Cultural and traditional use:

The local raizal community identified the establishment of a multiple-use MPA as the preferred approach to address the problems caused by open access to resources, including diminishing resources, user conflicts and political and social marginalization. The archipelago has a long social and economic history distinct from that of mainland Colombia. Indigenous islanders (now known as raizales) descend from European (mainly English) settlers and Africans (slaves and runaway slaves from other islands) who came to the islands in the 17th, 18th, and 19th centuries. The islands’ remoteness meant that for centuries the community had a high degree of autonomy and self-determination, depending on and managing the marine resources until the latter half of the 20th century.

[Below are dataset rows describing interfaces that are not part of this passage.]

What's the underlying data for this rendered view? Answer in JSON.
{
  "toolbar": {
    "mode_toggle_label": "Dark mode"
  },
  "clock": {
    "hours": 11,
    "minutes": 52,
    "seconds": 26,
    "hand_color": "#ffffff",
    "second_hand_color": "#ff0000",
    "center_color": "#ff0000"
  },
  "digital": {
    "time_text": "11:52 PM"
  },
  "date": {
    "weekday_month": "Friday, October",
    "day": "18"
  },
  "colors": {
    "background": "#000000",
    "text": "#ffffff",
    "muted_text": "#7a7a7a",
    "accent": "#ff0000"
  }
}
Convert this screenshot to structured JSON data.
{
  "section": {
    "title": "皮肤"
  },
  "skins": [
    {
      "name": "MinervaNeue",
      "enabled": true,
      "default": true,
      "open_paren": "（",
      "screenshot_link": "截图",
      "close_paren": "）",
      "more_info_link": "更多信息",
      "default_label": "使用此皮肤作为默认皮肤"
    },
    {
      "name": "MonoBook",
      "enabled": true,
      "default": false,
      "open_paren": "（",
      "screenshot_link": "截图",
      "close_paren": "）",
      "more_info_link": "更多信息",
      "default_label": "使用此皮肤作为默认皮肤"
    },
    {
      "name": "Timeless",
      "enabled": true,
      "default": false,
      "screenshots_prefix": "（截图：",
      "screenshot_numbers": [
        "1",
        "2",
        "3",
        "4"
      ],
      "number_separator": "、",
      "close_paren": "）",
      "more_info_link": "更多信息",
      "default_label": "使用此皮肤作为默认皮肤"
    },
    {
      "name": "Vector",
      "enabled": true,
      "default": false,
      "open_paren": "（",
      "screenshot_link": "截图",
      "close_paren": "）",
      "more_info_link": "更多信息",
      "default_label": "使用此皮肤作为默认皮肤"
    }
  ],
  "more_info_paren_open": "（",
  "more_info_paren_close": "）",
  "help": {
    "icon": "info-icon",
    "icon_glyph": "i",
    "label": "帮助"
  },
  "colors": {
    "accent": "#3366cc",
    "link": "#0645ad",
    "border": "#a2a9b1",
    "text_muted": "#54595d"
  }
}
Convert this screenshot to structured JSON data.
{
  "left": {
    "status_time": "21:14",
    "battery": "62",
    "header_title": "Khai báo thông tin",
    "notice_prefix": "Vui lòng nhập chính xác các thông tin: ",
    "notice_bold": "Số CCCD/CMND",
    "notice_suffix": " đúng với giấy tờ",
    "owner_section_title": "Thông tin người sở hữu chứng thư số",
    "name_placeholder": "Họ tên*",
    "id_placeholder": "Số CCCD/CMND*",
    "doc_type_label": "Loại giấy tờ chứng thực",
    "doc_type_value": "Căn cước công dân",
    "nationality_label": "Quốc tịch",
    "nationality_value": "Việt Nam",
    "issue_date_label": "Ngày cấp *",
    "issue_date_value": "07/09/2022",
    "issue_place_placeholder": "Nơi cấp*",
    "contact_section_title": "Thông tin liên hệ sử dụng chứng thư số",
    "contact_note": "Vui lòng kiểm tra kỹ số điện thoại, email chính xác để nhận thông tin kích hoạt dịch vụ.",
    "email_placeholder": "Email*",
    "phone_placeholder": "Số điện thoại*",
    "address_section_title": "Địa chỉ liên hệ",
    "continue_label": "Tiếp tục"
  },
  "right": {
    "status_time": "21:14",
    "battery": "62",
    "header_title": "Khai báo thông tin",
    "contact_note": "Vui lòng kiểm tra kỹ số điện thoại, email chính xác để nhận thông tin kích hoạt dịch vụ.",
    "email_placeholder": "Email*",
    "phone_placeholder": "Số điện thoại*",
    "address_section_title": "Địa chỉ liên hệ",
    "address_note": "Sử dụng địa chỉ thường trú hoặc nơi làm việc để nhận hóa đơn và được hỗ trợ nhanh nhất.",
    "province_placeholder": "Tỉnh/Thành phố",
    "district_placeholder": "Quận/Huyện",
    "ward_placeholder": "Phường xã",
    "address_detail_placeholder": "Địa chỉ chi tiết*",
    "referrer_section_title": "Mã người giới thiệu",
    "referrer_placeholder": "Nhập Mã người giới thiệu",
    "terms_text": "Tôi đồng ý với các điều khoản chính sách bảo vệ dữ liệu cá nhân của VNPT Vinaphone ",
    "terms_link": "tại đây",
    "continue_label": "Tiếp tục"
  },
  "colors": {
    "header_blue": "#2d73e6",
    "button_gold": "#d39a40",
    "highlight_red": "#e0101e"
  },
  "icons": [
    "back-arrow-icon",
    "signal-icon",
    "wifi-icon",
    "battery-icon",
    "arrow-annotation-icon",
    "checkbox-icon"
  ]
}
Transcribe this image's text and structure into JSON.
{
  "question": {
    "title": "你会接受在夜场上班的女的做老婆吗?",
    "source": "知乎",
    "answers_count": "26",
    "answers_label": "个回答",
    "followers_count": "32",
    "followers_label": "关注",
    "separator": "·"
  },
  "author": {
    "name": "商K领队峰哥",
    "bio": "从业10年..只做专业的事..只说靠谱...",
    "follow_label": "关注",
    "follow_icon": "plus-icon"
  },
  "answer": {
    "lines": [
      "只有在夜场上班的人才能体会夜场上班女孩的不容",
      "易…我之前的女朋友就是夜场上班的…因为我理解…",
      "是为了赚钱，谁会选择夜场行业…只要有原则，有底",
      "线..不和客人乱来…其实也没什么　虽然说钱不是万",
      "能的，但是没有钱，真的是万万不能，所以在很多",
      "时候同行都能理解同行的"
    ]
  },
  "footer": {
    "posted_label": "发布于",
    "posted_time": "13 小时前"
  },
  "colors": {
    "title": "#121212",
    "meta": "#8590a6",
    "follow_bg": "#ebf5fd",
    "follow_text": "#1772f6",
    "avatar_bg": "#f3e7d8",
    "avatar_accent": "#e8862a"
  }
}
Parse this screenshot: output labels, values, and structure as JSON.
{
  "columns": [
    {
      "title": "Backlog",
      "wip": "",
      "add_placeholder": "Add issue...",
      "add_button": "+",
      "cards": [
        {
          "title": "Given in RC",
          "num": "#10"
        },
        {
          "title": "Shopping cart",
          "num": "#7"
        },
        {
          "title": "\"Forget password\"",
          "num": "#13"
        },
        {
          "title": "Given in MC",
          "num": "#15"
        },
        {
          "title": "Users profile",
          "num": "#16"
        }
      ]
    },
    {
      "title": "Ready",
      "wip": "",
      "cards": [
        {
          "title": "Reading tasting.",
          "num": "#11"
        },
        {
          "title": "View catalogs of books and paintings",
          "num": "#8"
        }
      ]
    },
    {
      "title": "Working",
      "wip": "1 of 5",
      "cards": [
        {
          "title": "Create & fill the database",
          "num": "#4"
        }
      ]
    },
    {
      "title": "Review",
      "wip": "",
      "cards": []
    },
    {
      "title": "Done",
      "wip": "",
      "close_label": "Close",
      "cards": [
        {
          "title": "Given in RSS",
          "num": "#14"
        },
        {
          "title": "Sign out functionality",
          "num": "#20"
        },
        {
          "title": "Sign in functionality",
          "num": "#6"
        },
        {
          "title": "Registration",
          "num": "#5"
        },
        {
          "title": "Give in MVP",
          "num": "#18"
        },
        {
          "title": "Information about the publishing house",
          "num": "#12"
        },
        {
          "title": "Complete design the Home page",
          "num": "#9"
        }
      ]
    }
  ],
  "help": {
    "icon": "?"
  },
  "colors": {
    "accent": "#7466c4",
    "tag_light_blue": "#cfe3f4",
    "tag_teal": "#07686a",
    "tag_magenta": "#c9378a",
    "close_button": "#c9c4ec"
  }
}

The raizal identity is inextricably linked with the marine environment. In a study carried out during MPA planning, nearly 99% of raizal respondents considered traditional fishing essential to their identity as islanders, and as many said that the archipelago’s marine territory was their patrimony and belonged to them by historical right. This sense of ownership and belief that their well-being as a people is linked with the health of the marine environment contributed significantly to the almost universal support for MPA conservation (97% in favor of marine reserves and 96% agreement that marine conservation would benefit them) (Howard et al. 2003).